- [What you are asked to do]:
Set the data below down again, exactly, with every picture left out.

- [Data]:
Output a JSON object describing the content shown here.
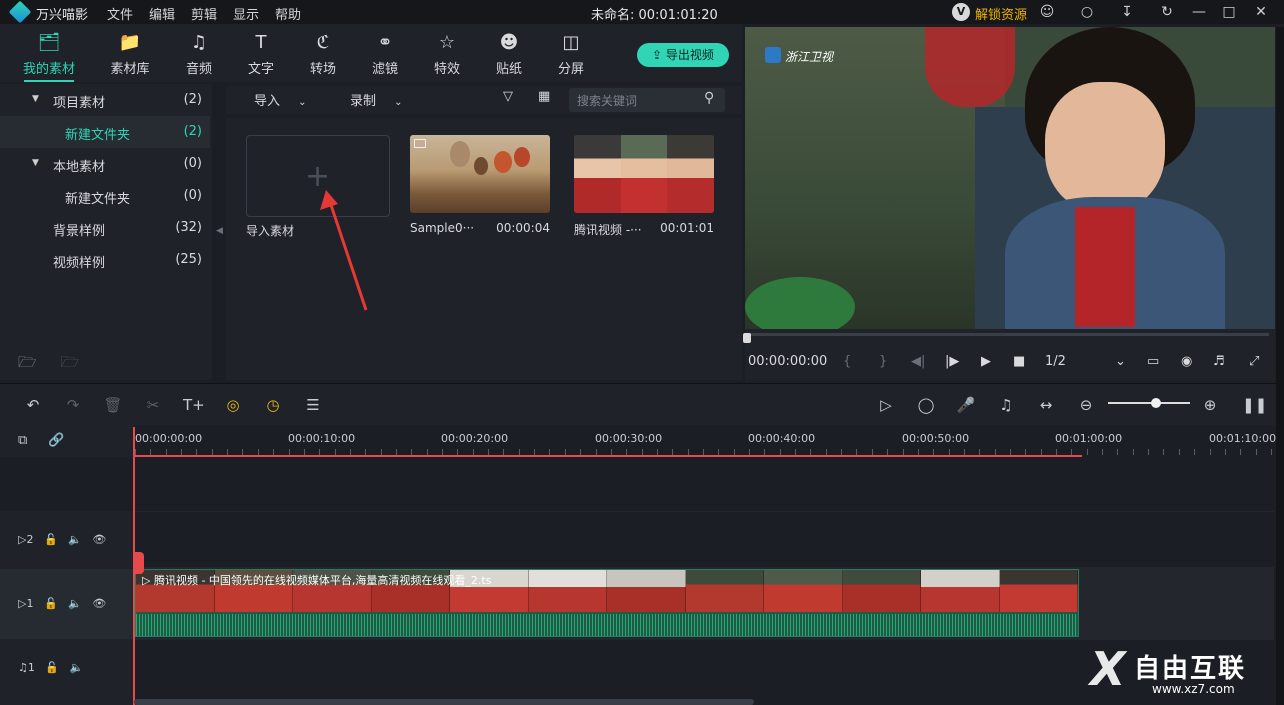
{
  "app": {
    "name": "万兴喵影",
    "menus": [
      "文件",
      "编辑",
      "剪辑",
      "显示",
      "帮助"
    ],
    "title": "未命名: 00:01:01:20",
    "unlock": "解锁资源"
  },
  "tabs": [
    {
      "label": "我的素材",
      "icon": "media-folder-icon"
    },
    {
      "label": "素材库",
      "icon": "library-icon"
    },
    {
      "label": "音频",
      "icon": "music-note-icon"
    },
    {
      "label": "文字",
      "icon": "text-icon"
    },
    {
      "label": "转场",
      "icon": "transition-icon"
    },
    {
      "label": "滤镜",
      "icon": "filter-icon"
    },
    {
      "label": "特效",
      "icon": "effects-icon"
    },
    {
      "label": "贴纸",
      "icon": "sticker-icon"
    },
    {
      "label": "分屏",
      "icon": "split-screen-icon"
    }
  ],
  "export_label": "导出视频",
  "tree": [
    {
      "name": "项目素材",
      "count": "(2)"
    },
    {
      "name": "新建文件夹",
      "count": "(2)"
    },
    {
      "name": "本地素材",
      "count": "(0)"
    },
    {
      "name": "新建文件夹",
      "count": "(0)"
    },
    {
      "name": "背景样例",
      "count": "(32)"
    },
    {
      "name": "视频样例",
      "count": "(25)"
    }
  ],
  "mediabar": {
    "import": "导入",
    "record": "录制",
    "search_placeholder": "搜索关键词"
  },
  "media": {
    "import_label": "导入素材",
    "cards": [
      {
        "name": "Sample0···",
        "duration": "00:00:04"
      },
      {
        "name": "腾讯视频 -···",
        "duration": "00:01:01"
      }
    ]
  },
  "preview": {
    "channel": "浙江卫视",
    "time": "00:00:00:00",
    "ratio": "1/2"
  },
  "timeline": {
    "ruler": [
      "00:00:00:00",
      "00:00:10:00",
      "00:00:20:00",
      "00:00:30:00",
      "00:00:40:00",
      "00:00:50:00",
      "00:01:00:00",
      "00:01:10:00"
    ],
    "tracks": [
      "2",
      "1",
      "1"
    ],
    "clip_title": "腾讯视频 - 中国领先的在线视频媒体平台,海量高清视频在线观看_2.ts"
  },
  "watermark": {
    "text": "自由互联",
    "url": "www.xz7.com"
  }
}
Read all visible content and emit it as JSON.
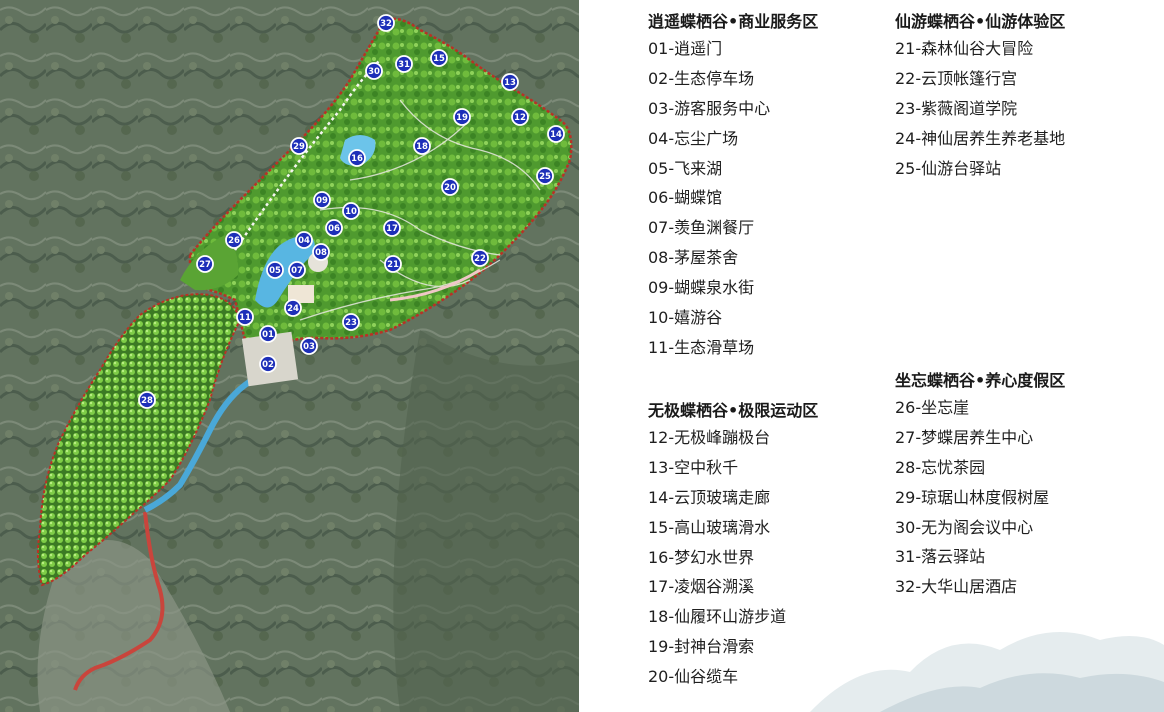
{
  "zones": [
    {
      "title": "逍遥蝶栖谷•商业服务区",
      "items": [
        "01-逍遥门",
        "02-生态停车场",
        "03-游客服务中心",
        "04-忘尘广场",
        "05-飞来湖",
        "06-蝴蝶馆",
        "07-羡鱼渊餐厅",
        "08-茅屋茶舍",
        "09-蝴蝶泉水街",
        "10-嬉游谷",
        "11-生态滑草场"
      ]
    },
    {
      "title": "无极蝶栖谷•极限运动区",
      "items": [
        "12-无极峰蹦极台",
        "13-空中秋千",
        "14-云顶玻璃走廊",
        "15-高山玻璃滑水",
        "16-梦幻水世界",
        "17-凌烟谷溯溪",
        "18-仙履环山游步道",
        "19-封神台滑索",
        "20-仙谷缆车"
      ]
    },
    {
      "title": "仙游蝶栖谷•仙游体验区",
      "items": [
        "21-森林仙谷大冒险",
        "22-云顶帐篷行宫",
        "23-紫薇阁道学院",
        "24-神仙居养生养老基地",
        "25-仙游台驿站"
      ]
    },
    {
      "title": "坐忘蝶栖谷•养心度假区",
      "items": [
        "26-坐忘崖",
        "27-梦蝶居养生中心",
        "28-忘忧茶园",
        "29-琼琚山林度假树屋",
        "30-无为阁会议中心",
        "31-落云驿站",
        "32-大华山居酒店"
      ]
    }
  ],
  "map_markers": [
    "01",
    "02",
    "03",
    "04",
    "05",
    "06",
    "07",
    "08",
    "09",
    "10",
    "11",
    "12",
    "13",
    "14",
    "15",
    "16",
    "17",
    "18",
    "19",
    "20",
    "21",
    "22",
    "23",
    "24",
    "25",
    "26",
    "27",
    "28",
    "29",
    "30",
    "31",
    "32"
  ],
  "colors": {
    "marker_fill": "#1d2fb8",
    "marker_stroke": "#ffffff",
    "boundary": "#b83226",
    "park_green": "#4e9a2c",
    "water": "#4aa8d8",
    "mountain": "#5f7260",
    "road": "#c9453c"
  }
}
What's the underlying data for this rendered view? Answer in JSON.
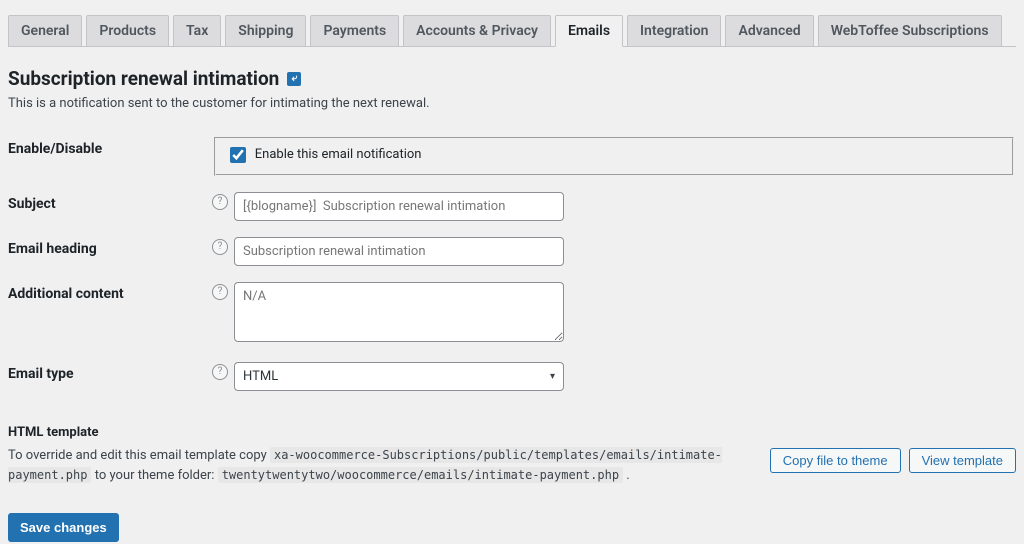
{
  "tabs": {
    "general": "General",
    "products": "Products",
    "tax": "Tax",
    "shipping": "Shipping",
    "payments": "Payments",
    "accounts": "Accounts & Privacy",
    "emails": "Emails",
    "integration": "Integration",
    "advanced": "Advanced",
    "webtoffee": "WebToffee Subscriptions",
    "active": "emails"
  },
  "page": {
    "title": "Subscription renewal intimation",
    "description": "This is a notification sent to the customer for intimating the next renewal."
  },
  "fields": {
    "enable": {
      "label": "Enable/Disable",
      "checkbox_label": "Enable this email notification",
      "checked": true
    },
    "subject": {
      "label": "Subject",
      "placeholder": "[{blogname}]  Subscription renewal intimation",
      "value": ""
    },
    "heading": {
      "label": "Email heading",
      "placeholder": "Subscription renewal intimation",
      "value": ""
    },
    "additional": {
      "label": "Additional content",
      "placeholder": "N/A",
      "value": ""
    },
    "email_type": {
      "label": "Email type",
      "selected": "HTML"
    }
  },
  "template": {
    "section_label": "HTML template",
    "override_prefix": "To override and edit this email template copy ",
    "code1": "xa-woocommerce-Subscriptions/public/templates/emails/intimate-payment.php",
    "middle": " to your theme folder: ",
    "code2": "twentytwentytwo/woocommerce/emails/intimate-payment.php",
    "ending": " .",
    "copy_button": "Copy file to theme",
    "view_button": "View template"
  },
  "actions": {
    "save": "Save changes"
  }
}
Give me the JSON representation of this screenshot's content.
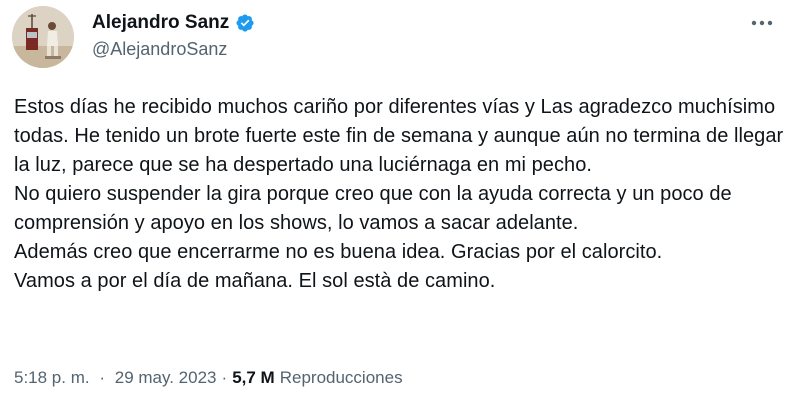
{
  "author": {
    "display_name": "Alejandro Sanz",
    "handle": "@AlejandroSanz",
    "verified": true,
    "verified_color": "#1d9bf0",
    "avatar_icon": "profile-photo"
  },
  "tweet": {
    "text": "Estos días he recibido muchos cariño por diferentes vías y Las agradezco muchísimo todas. He tenido un brote fuerte este fin de semana y aunque aún no termina de llegar la luz, parece que se ha despertado una luciérnaga en mi pecho.\nNo quiero suspender la gira porque creo que con la ayuda correcta y un poco de comprensión y apoyo en los shows, lo vamos a sacar adelante.\nAdemás creo que encerrarme no es buena idea. Gracias por el calorcito.\nVamos a por el día de mañana. El sol està de camino."
  },
  "meta": {
    "time": "5:18 p. m.",
    "separator": "·",
    "date": "29 may. 2023",
    "views_count": "5,7 M",
    "views_label": "Reproducciones"
  },
  "actions": {
    "more_icon": "more-horizontal-icon"
  },
  "colors": {
    "text_primary": "#0f1419",
    "text_secondary": "#536471",
    "accent": "#1d9bf0"
  }
}
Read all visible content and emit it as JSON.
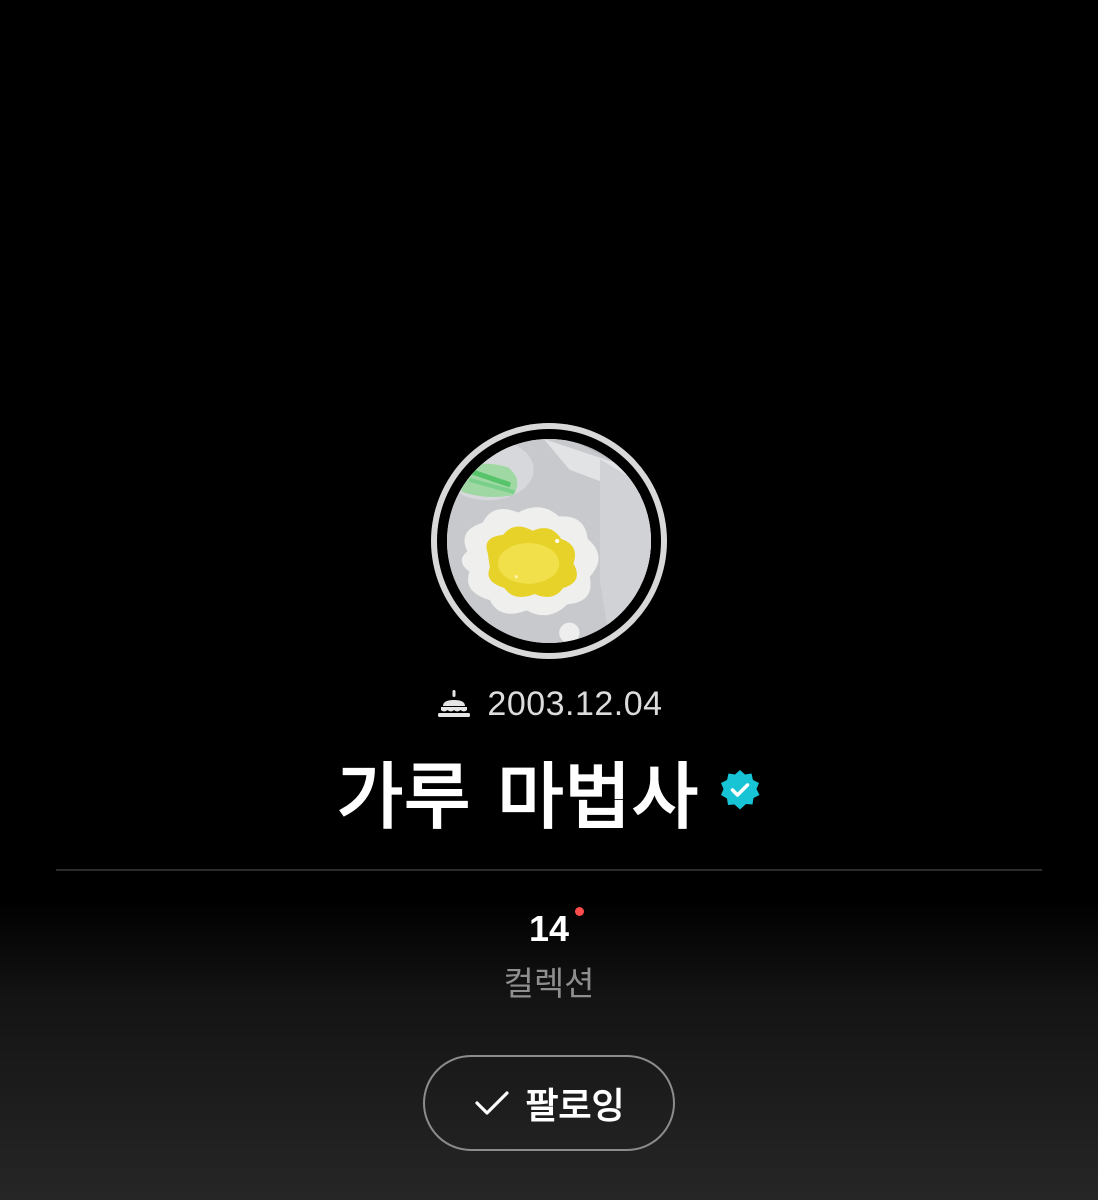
{
  "profile": {
    "birthday": "2003.12.04",
    "name": "가루 마법사",
    "verified": true,
    "stats": {
      "collection_count": "14",
      "collection_label": "컬렉션",
      "has_new_indicator": true
    },
    "follow_button": {
      "label": "팔로잉",
      "state": "following"
    }
  },
  "icons": {
    "birthday": "cake-icon",
    "verified": "verified-badge-icon",
    "follow": "check-icon"
  },
  "colors": {
    "background_top": "#000000",
    "background_bottom": "#262626",
    "verified_badge": "#16c4d6",
    "new_dot": "#ff4d4d",
    "secondary_text": "#8f8f8f"
  }
}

- [Written solution]:
Output a JSON object describing the content shown here.
{
  "app": {
    "name": "万兴喵影",
    "menus": [
      "文件",
      "编辑",
      "剪辑",
      "显示",
      "帮助"
    ],
    "title": "未命名: 00:01:01:20",
    "unlock": "解锁资源"
  },
  "tabs": [
    {
      "label": "我的素材",
      "icon": "media-folder-icon"
    },
    {
      "label": "素材库",
      "icon": "library-icon"
    },
    {
      "label": "音频",
      "icon": "music-note-icon"
    },
    {
      "label": "文字",
      "icon": "text-icon"
    },
    {
      "label": "转场",
      "icon": "transition-icon"
    },
    {
      "label": "滤镜",
      "icon": "filter-icon"
    },
    {
      "label": "特效",
      "icon": "effects-icon"
    },
    {
      "label": "贴纸",
      "icon": "sticker-icon"
    },
    {
      "label": "分屏",
      "icon": "split-screen-icon"
    }
  ],
  "export_label": "导出视频",
  "tree": [
    {
      "name": "项目素材",
      "count": "(2)"
    },
    {
      "name": "新建文件夹",
      "count": "(2)"
    },
    {
      "name": "本地素材",
      "count": "(0)"
    },
    {
      "name": "新建文件夹",
      "count": "(0)"
    },
    {
      "name": "背景样例",
      "count": "(32)"
    },
    {
      "name": "视频样例",
      "count": "(25)"
    }
  ],
  "mediabar": {
    "import": "导入",
    "record": "录制",
    "search_placeholder": "搜索关键词"
  },
  "media": {
    "import_label": "导入素材",
    "cards": [
      {
        "name": "Sample0···",
        "duration": "00:00:04"
      },
      {
        "name": "腾讯视频 -···",
        "duration": "00:01:01"
      }
    ]
  },
  "preview": {
    "channel": "浙江卫视",
    "time": "00:00:00:00",
    "ratio": "1/2"
  },
  "timeline": {
    "ruler": [
      "00:00:00:00",
      "00:00:10:00",
      "00:00:20:00",
      "00:00:30:00",
      "00:00:40:00",
      "00:00:50:00",
      "00:01:00:00",
      "00:01:10:00"
    ],
    "tracks": [
      "2",
      "1",
      "1"
    ],
    "clip_title": "腾讯视频 - 中国领先的在线视频媒体平台,海量高清视频在线观看_2.ts"
  },
  "watermark": {
    "text": "自由互联",
    "url": "www.xz7.com"
  }
}
Read all visible content and emit it as JSON.
{
  "zones": [
    {
      "title": "逍遥蝶栖谷•商业服务区",
      "items": [
        "01-逍遥门",
        "02-生态停车场",
        "03-游客服务中心",
        "04-忘尘广场",
        "05-飞来湖",
        "06-蝴蝶馆",
        "07-羡鱼渊餐厅",
        "08-茅屋茶舍",
        "09-蝴蝶泉水街",
        "10-嬉游谷",
        "11-生态滑草场"
      ]
    },
    {
      "title": "无极蝶栖谷•极限运动区",
      "items": [
        "12-无极峰蹦极台",
        "13-空中秋千",
        "14-云顶玻璃走廊",
        "15-高山玻璃滑水",
        "16-梦幻水世界",
        "17-凌烟谷溯溪",
        "18-仙履环山游步道",
        "19-封神台滑索",
        "20-仙谷缆车"
      ]
    },
    {
      "title": "仙游蝶栖谷•仙游体验区",
      "items": [
        "21-森林仙谷大冒险",
        "22-云顶帐篷行宫",
        "23-紫薇阁道学院",
        "24-神仙居养生养老基地",
        "25-仙游台驿站"
      ]
    },
    {
      "title": "坐忘蝶栖谷•养心度假区",
      "items": [
        "26-坐忘崖",
        "27-梦蝶居养生中心",
        "28-忘忧茶园",
        "29-琼琚山林度假树屋",
        "30-无为阁会议中心",
        "31-落云驿站",
        "32-大华山居酒店"
      ]
    }
  ],
  "map_markers": [
    "01",
    "02",
    "03",
    "04",
    "05",
    "06",
    "07",
    "08",
    "09",
    "10",
    "11",
    "12",
    "13",
    "14",
    "15",
    "16",
    "17",
    "18",
    "19",
    "20",
    "21",
    "22",
    "23",
    "24",
    "25",
    "26",
    "27",
    "28",
    "29",
    "30",
    "31",
    "32"
  ],
  "colors": {
    "marker_fill": "#1d2fb8",
    "marker_stroke": "#ffffff",
    "boundary": "#b83226",
    "park_green": "#4e9a2c",
    "water": "#4aa8d8",
    "mountain": "#5f7260",
    "road": "#c9453c"
  }
}
What's the underlying data for this rendered view? Answer in JSON.
{
  "tabs": {
    "general": "General",
    "products": "Products",
    "tax": "Tax",
    "shipping": "Shipping",
    "payments": "Payments",
    "accounts": "Accounts & Privacy",
    "emails": "Emails",
    "integration": "Integration",
    "advanced": "Advanced",
    "webtoffee": "WebToffee Subscriptions",
    "active": "emails"
  },
  "page": {
    "title": "Subscription renewal intimation",
    "description": "This is a notification sent to the customer for intimating the next renewal."
  },
  "fields": {
    "enable": {
      "label": "Enable/Disable",
      "checkbox_label": "Enable this email notification",
      "checked": true
    },
    "subject": {
      "label": "Subject",
      "placeholder": "[{blogname}]  Subscription renewal intimation",
      "value": ""
    },
    "heading": {
      "label": "Email heading",
      "placeholder": "Subscription renewal intimation",
      "value": ""
    },
    "additional": {
      "label": "Additional content",
      "placeholder": "N/A",
      "value": ""
    },
    "email_type": {
      "label": "Email type",
      "selected": "HTML"
    }
  },
  "template": {
    "section_label": "HTML template",
    "override_prefix": "To override and edit this email template copy ",
    "code1": "xa-woocommerce-Subscriptions/public/templates/emails/intimate-payment.php",
    "middle": " to your theme folder: ",
    "code2": "twentytwentytwo/woocommerce/emails/intimate-payment.php",
    "ending": " .",
    "copy_button": "Copy file to theme",
    "view_button": "View template"
  },
  "actions": {
    "save": "Save changes"
  }
}
Give me the JSON representation of this screenshot's content.
{
  "author": {
    "display_name": "Alejandro Sanz",
    "handle": "@AlejandroSanz",
    "verified": true,
    "verified_color": "#1d9bf0",
    "avatar_icon": "profile-photo"
  },
  "tweet": {
    "text": "Estos días he recibido muchos cariño por diferentes vías y Las agradezco muchísimo todas. He tenido un brote fuerte este fin de semana y aunque aún no termina de llegar la luz, parece que se ha despertado una luciérnaga en mi pecho.\nNo quiero suspender la gira porque creo que con la ayuda correcta y un poco de comprensión y apoyo en los shows, lo vamos a sacar adelante.\nAdemás creo que encerrarme no es buena idea. Gracias por el calorcito.\nVamos a por el día de mañana. El sol està de camino."
  },
  "meta": {
    "time": "5:18 p. m.",
    "separator": "·",
    "date": "29 may. 2023",
    "views_count": "5,7 M",
    "views_label": "Reproducciones"
  },
  "actions": {
    "more_icon": "more-horizontal-icon"
  },
  "colors": {
    "text_primary": "#0f1419",
    "text_secondary": "#536471",
    "accent": "#1d9bf0"
  }
}
Read all visible content and emit it as JSON.
{
  "profile": {
    "birthday": "2003.12.04",
    "name": "가루 마법사",
    "verified": true,
    "stats": {
      "collection_count": "14",
      "collection_label": "컬렉션",
      "has_new_indicator": true
    },
    "follow_button": {
      "label": "팔로잉",
      "state": "following"
    }
  },
  "icons": {
    "birthday": "cake-icon",
    "verified": "verified-badge-icon",
    "follow": "check-icon"
  },
  "colors": {
    "background_top": "#000000",
    "background_bottom": "#262626",
    "verified_badge": "#16c4d6",
    "new_dot": "#ff4d4d",
    "secondary_text": "#8f8f8f"
  }
}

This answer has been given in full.